**WORK ORDER**
What is the number of lines in the entries that include the word "Windows"? Respond with the number only.

(Source data)
|---|

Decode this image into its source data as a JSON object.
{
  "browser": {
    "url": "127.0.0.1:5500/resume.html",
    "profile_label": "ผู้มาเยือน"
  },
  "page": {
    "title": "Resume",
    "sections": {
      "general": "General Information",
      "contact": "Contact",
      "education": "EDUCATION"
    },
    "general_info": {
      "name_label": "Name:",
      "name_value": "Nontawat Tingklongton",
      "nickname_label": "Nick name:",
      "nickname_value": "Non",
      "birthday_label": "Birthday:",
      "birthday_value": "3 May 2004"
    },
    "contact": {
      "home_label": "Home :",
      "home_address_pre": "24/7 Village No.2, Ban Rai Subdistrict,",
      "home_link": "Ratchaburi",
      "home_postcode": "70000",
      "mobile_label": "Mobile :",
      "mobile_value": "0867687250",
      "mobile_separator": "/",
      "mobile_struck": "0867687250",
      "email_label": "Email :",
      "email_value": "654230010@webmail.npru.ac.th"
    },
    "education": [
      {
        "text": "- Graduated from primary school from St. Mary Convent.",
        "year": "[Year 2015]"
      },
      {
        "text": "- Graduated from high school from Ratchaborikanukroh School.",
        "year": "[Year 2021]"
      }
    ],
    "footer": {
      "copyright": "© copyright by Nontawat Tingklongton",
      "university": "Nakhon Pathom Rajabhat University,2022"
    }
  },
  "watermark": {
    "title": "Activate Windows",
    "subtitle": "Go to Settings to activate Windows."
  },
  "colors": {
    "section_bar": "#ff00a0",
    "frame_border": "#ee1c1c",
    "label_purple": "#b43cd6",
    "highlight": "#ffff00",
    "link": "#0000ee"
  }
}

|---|

**OUTPUT BELOW**
2